Fidel Castro: 'I don't trust the US, nor have I spoken with them'
HAVANA - Agence France-Presse
Cuba's Fidel Castro during a meeting on Jul. 14, 2014. AP PhotoFidel Castro does not "trust the US, nor have I spoken with them," the revolutionary icon, 88, said in a letter attributed to him and read out on state television on Jan. 26.
"That does not represent -- far from it -- a rejection of peacefully settling conflicts," said the letter, a week after communist Cuba and the United States held landmark talks in Havana as they attempt to normalize ties.
US President Barack Obama and Cuban President Raul Castro announced December 17 that the Cold War rivals would work to normalize relations that broke off in 1961.
In Washington, some Cuban-American lawmakers slammed Obama, saying his administration had given up too much without securing human rights commitments from the Americas' only one party Communist-ruled country.
Yet what many observers found most stunning in so much change is that the leader of Cuba's 1959 revolution -- a lawyer by training famous for speaking for hours in excruciating detail -- has yet to publicly speak about the detente that his brother Raul, 83, has engaged with his old enemy.
Many analysts expect that Cuba's president would not have set out on this diplomatic route without his brother's approval and support. That makes it stranger still that Fidel Castro has not spoken about Havana's change in course.
That led to speculation on the health of Fidel Castro -- including rumors he was dying or dead earlier this month. Then his longtime friend footballer Diego Maradona announced two weeks ago that he had received a letter from Fidel Castro as well.
"Cuba's president has taken steps within his range of authority and the powers granted him by the National Assembly, and the Communist Party of Cuba," the letter attributed to Fidel Castro added.
"We shall always defend cooperation and friendship with all of the world's peoples, among them our political adversaries," the letter dated Monday added.
It did not address swirling rumors of his demise, which have cropped up often since Fidel Castro first took seriously ill in 2006.
With only official state media offering Cuba's 11 million people information, word of mouth can be an influential factor in the economically distressed country's everyday life.
Cuban authorities have seemed keen to tamp down on the rumors on the streets, which seem to have been deflated by the Maradona letter. Its contents have not been released.

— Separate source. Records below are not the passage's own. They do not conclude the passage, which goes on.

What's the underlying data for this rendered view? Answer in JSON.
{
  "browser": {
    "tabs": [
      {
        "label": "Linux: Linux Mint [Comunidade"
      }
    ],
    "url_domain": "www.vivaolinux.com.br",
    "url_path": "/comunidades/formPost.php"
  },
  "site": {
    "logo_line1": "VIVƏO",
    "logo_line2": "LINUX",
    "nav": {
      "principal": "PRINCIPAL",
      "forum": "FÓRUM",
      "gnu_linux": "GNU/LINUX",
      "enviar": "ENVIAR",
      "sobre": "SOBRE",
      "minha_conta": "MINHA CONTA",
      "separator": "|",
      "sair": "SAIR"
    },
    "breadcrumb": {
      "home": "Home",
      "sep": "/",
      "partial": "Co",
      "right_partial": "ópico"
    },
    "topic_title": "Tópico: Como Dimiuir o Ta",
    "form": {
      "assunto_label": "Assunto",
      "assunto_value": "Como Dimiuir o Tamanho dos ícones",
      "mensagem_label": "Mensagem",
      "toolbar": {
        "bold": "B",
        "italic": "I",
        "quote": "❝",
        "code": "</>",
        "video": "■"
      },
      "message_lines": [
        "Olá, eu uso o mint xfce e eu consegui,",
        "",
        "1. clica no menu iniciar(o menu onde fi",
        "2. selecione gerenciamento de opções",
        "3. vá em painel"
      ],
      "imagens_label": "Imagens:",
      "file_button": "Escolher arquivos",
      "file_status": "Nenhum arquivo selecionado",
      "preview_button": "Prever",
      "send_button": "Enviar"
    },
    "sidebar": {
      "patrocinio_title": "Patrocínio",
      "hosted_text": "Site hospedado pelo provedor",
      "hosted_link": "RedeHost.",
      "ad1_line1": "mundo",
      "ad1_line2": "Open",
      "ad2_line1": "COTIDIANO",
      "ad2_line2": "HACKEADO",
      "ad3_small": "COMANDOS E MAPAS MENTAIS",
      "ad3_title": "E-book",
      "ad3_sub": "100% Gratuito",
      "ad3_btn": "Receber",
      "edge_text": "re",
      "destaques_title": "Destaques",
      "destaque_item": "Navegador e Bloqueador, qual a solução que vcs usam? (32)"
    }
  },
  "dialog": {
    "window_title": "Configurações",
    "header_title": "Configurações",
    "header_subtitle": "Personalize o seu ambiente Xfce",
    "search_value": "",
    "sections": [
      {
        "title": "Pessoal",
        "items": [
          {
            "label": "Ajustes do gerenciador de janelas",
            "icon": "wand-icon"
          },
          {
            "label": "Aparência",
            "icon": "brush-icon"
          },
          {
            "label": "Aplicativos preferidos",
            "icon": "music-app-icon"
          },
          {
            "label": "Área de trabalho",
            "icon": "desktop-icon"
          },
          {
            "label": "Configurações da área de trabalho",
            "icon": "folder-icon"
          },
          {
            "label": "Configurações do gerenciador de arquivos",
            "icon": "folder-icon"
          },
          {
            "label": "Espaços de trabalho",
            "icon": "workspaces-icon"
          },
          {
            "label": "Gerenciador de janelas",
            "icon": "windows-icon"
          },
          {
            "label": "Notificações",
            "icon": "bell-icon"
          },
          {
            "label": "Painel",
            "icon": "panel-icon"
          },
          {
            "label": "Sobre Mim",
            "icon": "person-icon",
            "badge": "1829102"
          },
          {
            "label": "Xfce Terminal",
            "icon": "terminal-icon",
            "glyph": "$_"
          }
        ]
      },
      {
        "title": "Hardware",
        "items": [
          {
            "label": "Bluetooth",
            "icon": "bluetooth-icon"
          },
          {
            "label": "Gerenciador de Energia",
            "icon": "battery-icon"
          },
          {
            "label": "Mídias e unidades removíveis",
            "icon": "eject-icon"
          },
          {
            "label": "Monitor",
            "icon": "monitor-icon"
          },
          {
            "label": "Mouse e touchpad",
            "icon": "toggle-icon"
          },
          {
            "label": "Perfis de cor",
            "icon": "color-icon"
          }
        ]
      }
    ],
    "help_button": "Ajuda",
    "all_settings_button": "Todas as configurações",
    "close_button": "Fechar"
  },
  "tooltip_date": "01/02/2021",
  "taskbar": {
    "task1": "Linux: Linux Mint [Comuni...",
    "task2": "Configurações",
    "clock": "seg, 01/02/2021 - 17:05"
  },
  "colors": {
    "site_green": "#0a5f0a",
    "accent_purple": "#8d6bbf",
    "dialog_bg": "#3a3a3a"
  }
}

Obama has called on Congress to lift the US embargo on Havana, and used executive powers to ease some travel and trade restrictions. He has also given the State Department six months to review whether Cuba should remain on the terror list.
Pope Francis played a central role in mediating the secret negotiations that led to the December announcement.
Fidel Castro stepped aside in 2006 during a health crisis. Raul Castro, the longtime armed forces chief, took his brother's place at Cuba's helm.
The last time Fidel Castro was seen in public was January 8, 2014 at an event for an artist friend, Alexis Leyva, who is nicknamed Kcho.